### What you have to do:
For each line below, return an exact copy.

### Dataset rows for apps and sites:
::::::::

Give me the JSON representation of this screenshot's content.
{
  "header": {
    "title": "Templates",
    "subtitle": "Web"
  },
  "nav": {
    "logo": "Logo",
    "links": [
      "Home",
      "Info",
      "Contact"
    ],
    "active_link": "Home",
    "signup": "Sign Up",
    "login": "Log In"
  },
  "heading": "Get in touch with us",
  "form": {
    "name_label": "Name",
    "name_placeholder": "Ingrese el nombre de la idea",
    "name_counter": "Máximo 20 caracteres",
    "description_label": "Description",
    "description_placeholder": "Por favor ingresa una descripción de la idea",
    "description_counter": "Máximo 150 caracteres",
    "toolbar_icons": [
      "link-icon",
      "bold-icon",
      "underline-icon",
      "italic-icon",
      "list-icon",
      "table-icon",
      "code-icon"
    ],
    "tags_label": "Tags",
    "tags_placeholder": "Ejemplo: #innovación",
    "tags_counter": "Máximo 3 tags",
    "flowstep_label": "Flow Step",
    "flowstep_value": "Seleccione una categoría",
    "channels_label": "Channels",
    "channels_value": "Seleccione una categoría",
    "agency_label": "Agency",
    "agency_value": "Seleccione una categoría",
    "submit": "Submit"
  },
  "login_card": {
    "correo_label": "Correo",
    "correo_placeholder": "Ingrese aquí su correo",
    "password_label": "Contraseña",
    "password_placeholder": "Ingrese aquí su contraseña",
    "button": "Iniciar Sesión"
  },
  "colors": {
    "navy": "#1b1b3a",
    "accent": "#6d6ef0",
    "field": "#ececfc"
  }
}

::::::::

### Written answer:
Give me the JSON representation of this screenshot's content.
{
  "header": {
    "title": "Templates",
    "subtitle": "Web"
  },
  "nav": {
    "logo": "Logo",
    "links": [
      "Home",
      "Info",
      "Contact"
    ],
    "active_link": "Home",
    "signup": "Sign Up",
    "login": "Log In"
  },
  "heading": "Get in touch with us",
  "form": {
    "name_label": "Name",
    "name_placeholder": "Ingrese el nombre de la idea",
    "name_counter": "Máximo 20 caracteres",
    "description_label": "Description",
    "description_placeholder": "Por favor ingresa una descripción de la idea",
    "description_counter": "Máximo 150 caracteres",
    "toolbar_icons": [
      "link-icon",
      "bold-icon",
      "underline-icon",
      "italic-icon",
      "list-icon",
      "table-icon",
      "code-icon"
    ],
    "tags_label": "Tags",
    "tags_placeholder": "Ejemplo: #innovación",
    "tags_counter": "Máximo 3 tags",
    "flowstep_label": "Flow Step",
    "flowstep_value": "Seleccione una categoría",
    "channels_label": "Channels",
    "channels_value": "Seleccione una categoría",
    "agency_label": "Agency",
    "agency_value": "Seleccione una categoría",
    "submit": "Submit"
  },
  "login_card": {
    "correo_label": "Correo",
    "correo_placeholder": "Ingrese aquí su correo",
    "password_label": "Contraseña",
    "password_placeholder": "Ingrese aquí su contraseña",
    "button": "Iniciar Sesión"
  },
  "colors": {
    "navy": "#1b1b3a",
    "accent": "#6d6ef0",
    "field": "#ececfc"
  }
}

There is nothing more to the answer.